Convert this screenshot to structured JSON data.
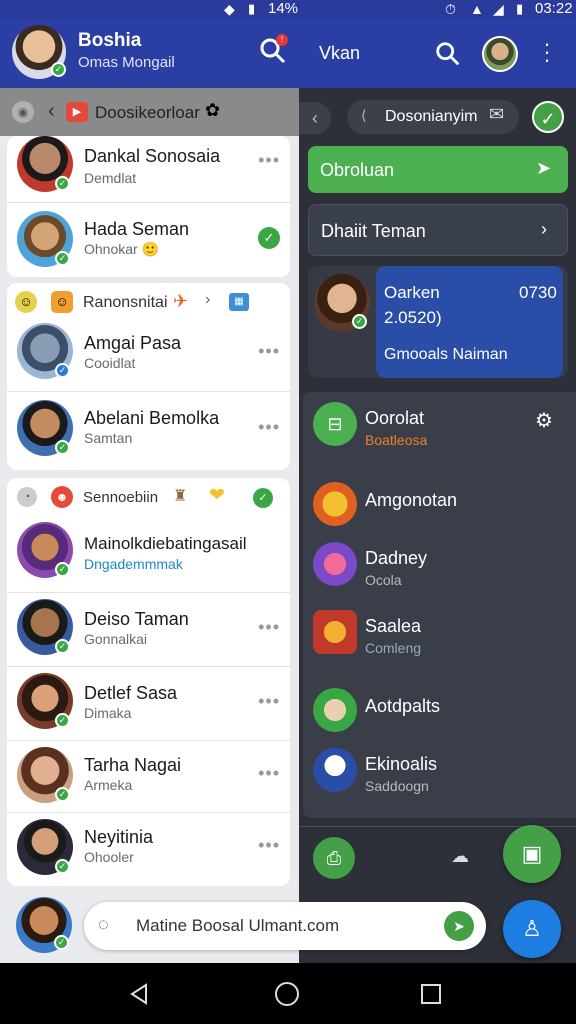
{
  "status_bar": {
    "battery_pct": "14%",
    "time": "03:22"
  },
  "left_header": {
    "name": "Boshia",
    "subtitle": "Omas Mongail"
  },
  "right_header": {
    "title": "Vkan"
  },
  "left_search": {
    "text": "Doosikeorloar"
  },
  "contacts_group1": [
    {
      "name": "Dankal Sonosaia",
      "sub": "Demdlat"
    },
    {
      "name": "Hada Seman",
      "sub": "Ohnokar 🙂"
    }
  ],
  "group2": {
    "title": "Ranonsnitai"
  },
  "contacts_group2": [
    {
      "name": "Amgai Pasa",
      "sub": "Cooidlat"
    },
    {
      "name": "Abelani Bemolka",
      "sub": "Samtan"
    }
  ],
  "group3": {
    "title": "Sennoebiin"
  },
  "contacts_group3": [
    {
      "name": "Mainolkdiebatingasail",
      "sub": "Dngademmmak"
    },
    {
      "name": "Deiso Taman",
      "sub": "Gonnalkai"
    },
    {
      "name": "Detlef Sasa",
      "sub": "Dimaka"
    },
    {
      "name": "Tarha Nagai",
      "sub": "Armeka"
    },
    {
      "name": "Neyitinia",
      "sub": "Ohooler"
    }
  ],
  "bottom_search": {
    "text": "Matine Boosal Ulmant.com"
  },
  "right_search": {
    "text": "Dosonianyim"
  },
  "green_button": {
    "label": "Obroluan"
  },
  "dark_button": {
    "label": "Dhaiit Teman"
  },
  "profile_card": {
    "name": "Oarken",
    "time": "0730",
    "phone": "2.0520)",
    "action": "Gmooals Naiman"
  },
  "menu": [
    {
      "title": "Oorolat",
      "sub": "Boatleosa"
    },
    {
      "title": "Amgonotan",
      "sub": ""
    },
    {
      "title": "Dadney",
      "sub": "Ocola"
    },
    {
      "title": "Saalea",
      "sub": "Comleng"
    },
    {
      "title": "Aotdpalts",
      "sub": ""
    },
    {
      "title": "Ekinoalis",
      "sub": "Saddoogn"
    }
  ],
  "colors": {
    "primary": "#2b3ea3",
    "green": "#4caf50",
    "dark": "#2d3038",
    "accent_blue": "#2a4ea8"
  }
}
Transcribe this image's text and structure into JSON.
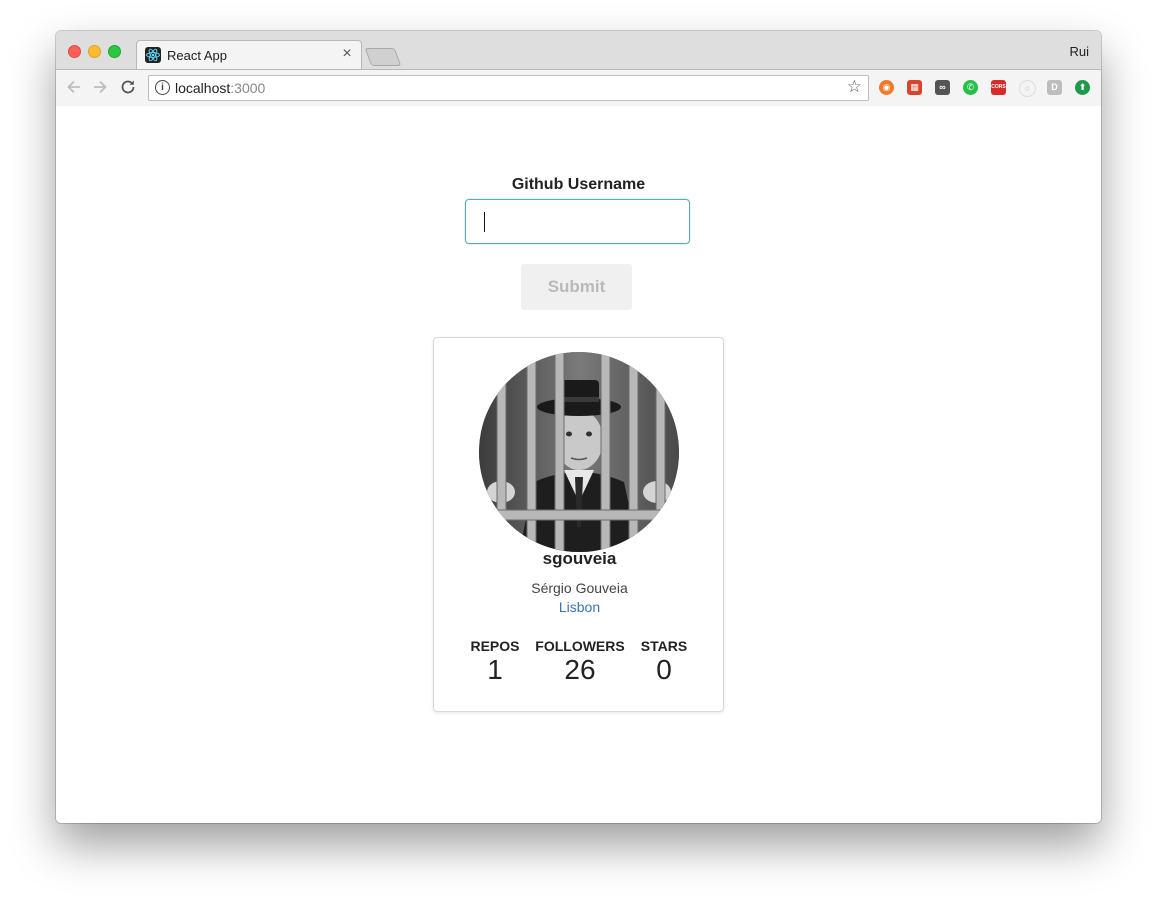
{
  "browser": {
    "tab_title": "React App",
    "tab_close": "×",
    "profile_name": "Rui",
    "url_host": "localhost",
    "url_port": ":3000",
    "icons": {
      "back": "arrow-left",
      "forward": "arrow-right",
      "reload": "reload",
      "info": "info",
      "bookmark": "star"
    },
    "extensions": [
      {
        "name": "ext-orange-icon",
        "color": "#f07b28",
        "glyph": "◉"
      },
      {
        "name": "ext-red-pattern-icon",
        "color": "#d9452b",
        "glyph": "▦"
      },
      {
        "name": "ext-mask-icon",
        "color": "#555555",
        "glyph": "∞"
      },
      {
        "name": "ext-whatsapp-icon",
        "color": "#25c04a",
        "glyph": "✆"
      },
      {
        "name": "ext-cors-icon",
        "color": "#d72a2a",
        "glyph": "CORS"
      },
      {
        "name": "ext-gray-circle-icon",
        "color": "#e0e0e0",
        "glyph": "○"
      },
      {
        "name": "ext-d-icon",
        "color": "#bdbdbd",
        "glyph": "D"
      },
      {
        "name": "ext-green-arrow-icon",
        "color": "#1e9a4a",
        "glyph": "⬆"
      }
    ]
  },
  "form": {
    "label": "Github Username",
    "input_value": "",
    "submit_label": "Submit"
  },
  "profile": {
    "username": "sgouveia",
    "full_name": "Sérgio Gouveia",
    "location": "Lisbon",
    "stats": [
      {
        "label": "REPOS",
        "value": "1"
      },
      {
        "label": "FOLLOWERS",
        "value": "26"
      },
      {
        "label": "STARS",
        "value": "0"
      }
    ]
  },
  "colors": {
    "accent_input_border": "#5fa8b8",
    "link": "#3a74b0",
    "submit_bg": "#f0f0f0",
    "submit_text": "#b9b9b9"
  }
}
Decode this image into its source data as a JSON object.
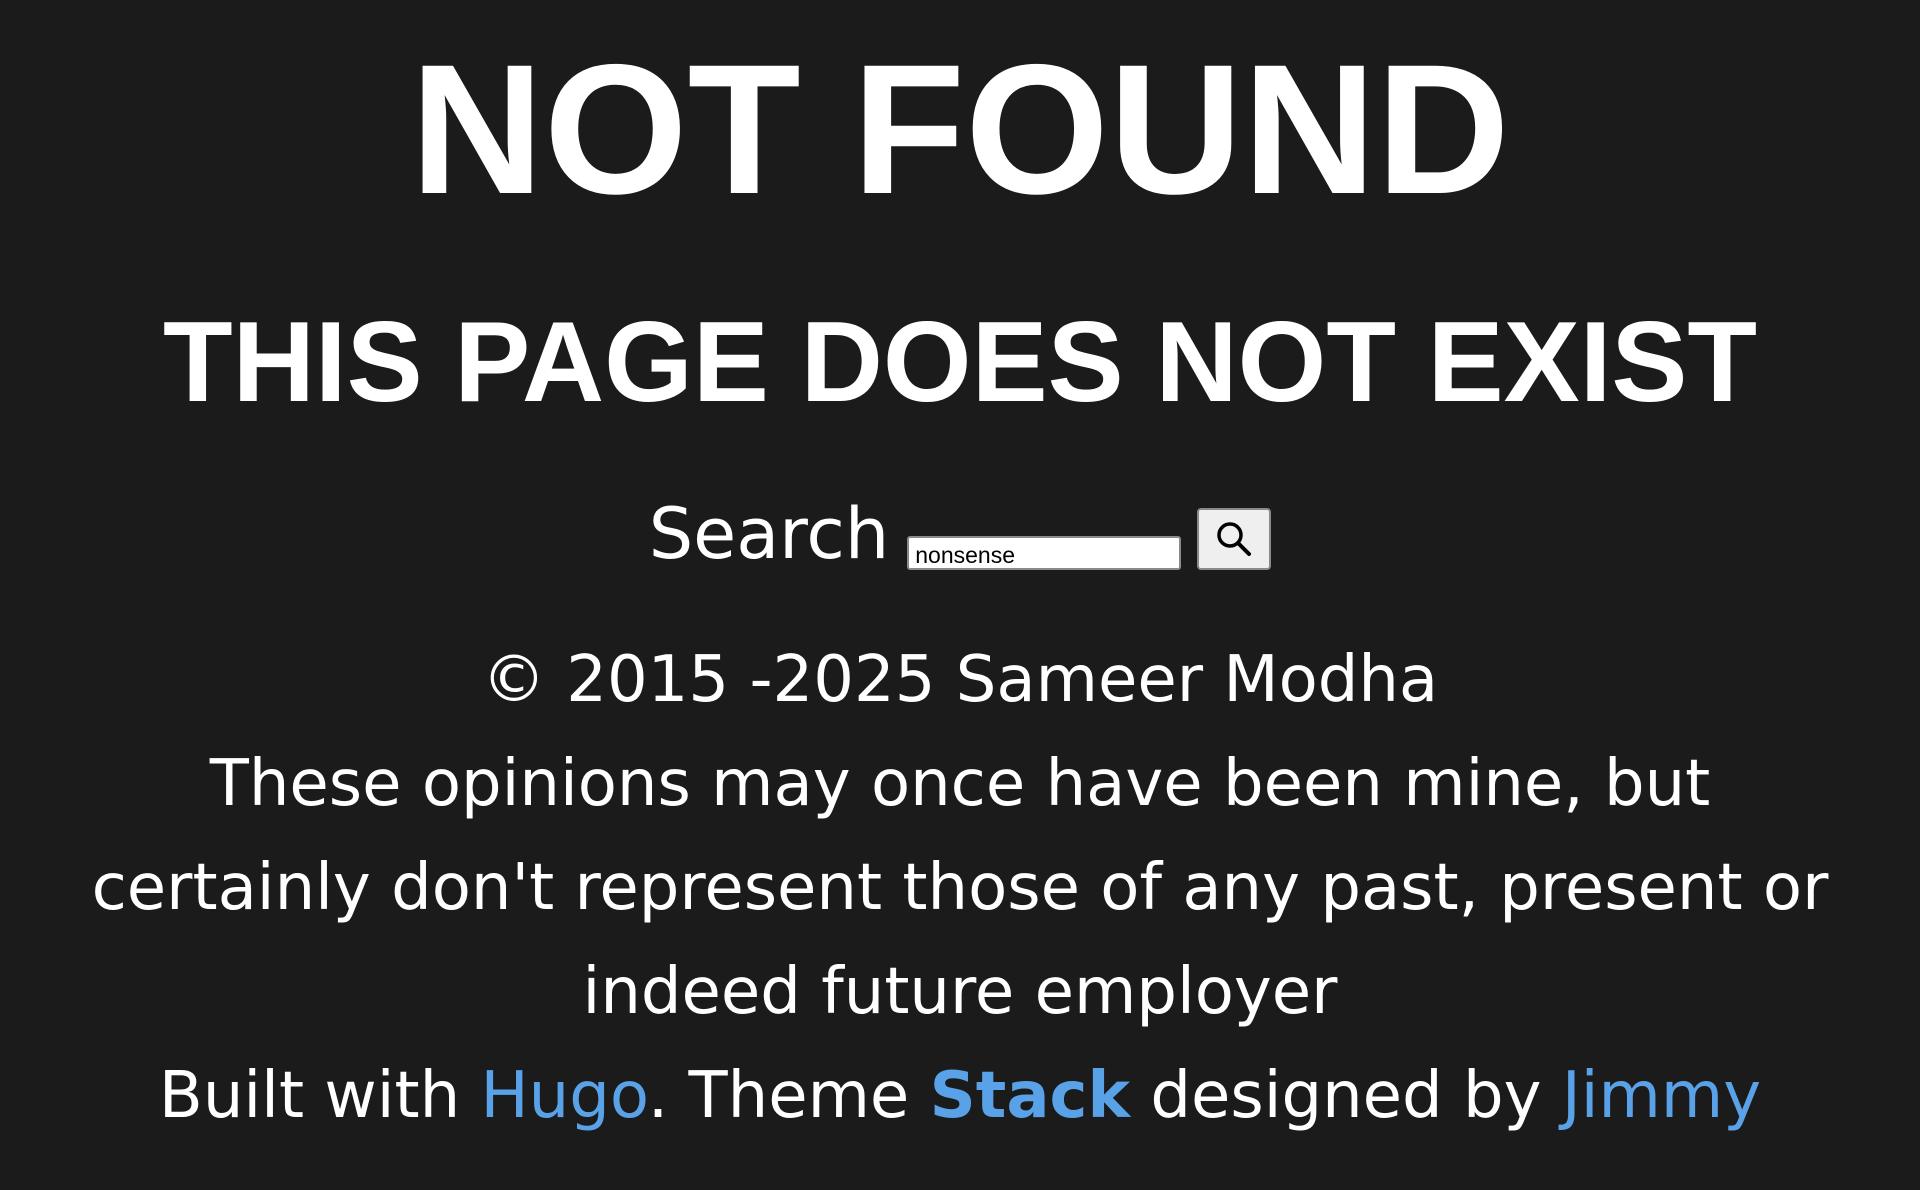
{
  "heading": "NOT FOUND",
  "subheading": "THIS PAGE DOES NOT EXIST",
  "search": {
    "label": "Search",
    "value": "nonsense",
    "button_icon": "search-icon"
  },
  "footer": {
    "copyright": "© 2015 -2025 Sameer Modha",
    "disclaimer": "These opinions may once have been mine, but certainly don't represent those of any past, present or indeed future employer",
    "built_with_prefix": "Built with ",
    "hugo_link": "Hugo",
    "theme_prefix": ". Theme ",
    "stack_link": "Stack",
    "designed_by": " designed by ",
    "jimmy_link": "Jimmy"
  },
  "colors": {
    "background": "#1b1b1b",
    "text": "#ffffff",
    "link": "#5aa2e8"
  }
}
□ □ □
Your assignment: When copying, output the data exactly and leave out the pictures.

Answer to this exercise:
Convert this screenshot to structured JSON data.
{
  "status_bar": {
    "battery_pct": "14%",
    "time": "03:22"
  },
  "left_header": {
    "name": "Boshia",
    "subtitle": "Omas Mongail"
  },
  "right_header": {
    "title": "Vkan"
  },
  "left_search": {
    "text": "Doosikeorloar"
  },
  "contacts_group1": [
    {
      "name": "Dankal Sonosaia",
      "sub": "Demdlat"
    },
    {
      "name": "Hada Seman",
      "sub": "Ohnokar 🙂"
    }
  ],
  "group2": {
    "title": "Ranonsnitai"
  },
  "contacts_group2": [
    {
      "name": "Amgai Pasa",
      "sub": "Cooidlat"
    },
    {
      "name": "Abelani Bemolka",
      "sub": "Samtan"
    }
  ],
  "group3": {
    "title": "Sennoebiin"
  },
  "contacts_group3": [
    {
      "name": "Mainolkdiebatingasail",
      "sub": "Dngademmmak"
    },
    {
      "name": "Deiso Taman",
      "sub": "Gonnalkai"
    },
    {
      "name": "Detlef Sasa",
      "sub": "Dimaka"
    },
    {
      "name": "Tarha Nagai",
      "sub": "Armeka"
    },
    {
      "name": "Neyitinia",
      "sub": "Ohooler"
    }
  ],
  "bottom_search": {
    "text": "Matine Boosal Ulmant.com"
  },
  "right_search": {
    "text": "Dosonianyim"
  },
  "green_button": {
    "label": "Obroluan"
  },
  "dark_button": {
    "label": "Dhaiit Teman"
  },
  "profile_card": {
    "name": "Oarken",
    "time": "0730",
    "phone": "2.0520)",
    "action": "Gmooals Naiman"
  },
  "menu": [
    {
      "title": "Oorolat",
      "sub": "Boatleosa"
    },
    {
      "title": "Amgonotan",
      "sub": ""
    },
    {
      "title": "Dadney",
      "sub": "Ocola"
    },
    {
      "title": "Saalea",
      "sub": "Comleng"
    },
    {
      "title": "Aotdpalts",
      "sub": ""
    },
    {
      "title": "Ekinoalis",
      "sub": "Saddoogn"
    }
  ],
  "colors": {
    "primary": "#2b3ea3",
    "green": "#4caf50",
    "dark": "#2d3038",
    "accent_blue": "#2a4ea8"
  }
}
Transcribe this image's text and structure into JSON.
{
  "browser": {
    "tab_title": "React App",
    "tab_close": "×",
    "profile_name": "Rui",
    "url_host": "localhost",
    "url_port": ":3000",
    "icons": {
      "back": "arrow-left",
      "forward": "arrow-right",
      "reload": "reload",
      "info": "info",
      "bookmark": "star"
    },
    "extensions": [
      {
        "name": "ext-orange-icon",
        "color": "#f07b28",
        "glyph": "◉"
      },
      {
        "name": "ext-red-pattern-icon",
        "color": "#d9452b",
        "glyph": "▦"
      },
      {
        "name": "ext-mask-icon",
        "color": "#555555",
        "glyph": "∞"
      },
      {
        "name": "ext-whatsapp-icon",
        "color": "#25c04a",
        "glyph": "✆"
      },
      {
        "name": "ext-cors-icon",
        "color": "#d72a2a",
        "glyph": "CORS"
      },
      {
        "name": "ext-gray-circle-icon",
        "color": "#e0e0e0",
        "glyph": "○"
      },
      {
        "name": "ext-d-icon",
        "color": "#bdbdbd",
        "glyph": "D"
      },
      {
        "name": "ext-green-arrow-icon",
        "color": "#1e9a4a",
        "glyph": "⬆"
      }
    ]
  },
  "form": {
    "label": "Github Username",
    "input_value": "",
    "submit_label": "Submit"
  },
  "profile": {
    "username": "sgouveia",
    "full_name": "Sérgio Gouveia",
    "location": "Lisbon",
    "stats": [
      {
        "label": "REPOS",
        "value": "1"
      },
      {
        "label": "FOLLOWERS",
        "value": "26"
      },
      {
        "label": "STARS",
        "value": "0"
      }
    ]
  },
  "colors": {
    "accent_input_border": "#5fa8b8",
    "link": "#3a74b0",
    "submit_bg": "#f0f0f0",
    "submit_text": "#b9b9b9"
  }
}
Decode this image into its source data as a JSON object.
{
  "heading": "NOT FOUND",
  "subheading": "THIS PAGE DOES NOT EXIST",
  "search": {
    "label": "Search",
    "value": "nonsense",
    "button_icon": "search-icon"
  },
  "footer": {
    "copyright": "© 2015 -2025 Sameer Modha",
    "disclaimer": "These opinions may once have been mine, but certainly don't represent those of any past, present or indeed future employer",
    "built_with_prefix": "Built with ",
    "hugo_link": "Hugo",
    "theme_prefix": ". Theme ",
    "stack_link": "Stack",
    "designed_by": " designed by ",
    "jimmy_link": "Jimmy"
  },
  "colors": {
    "background": "#1b1b1b",
    "text": "#ffffff",
    "link": "#5aa2e8"
  }
}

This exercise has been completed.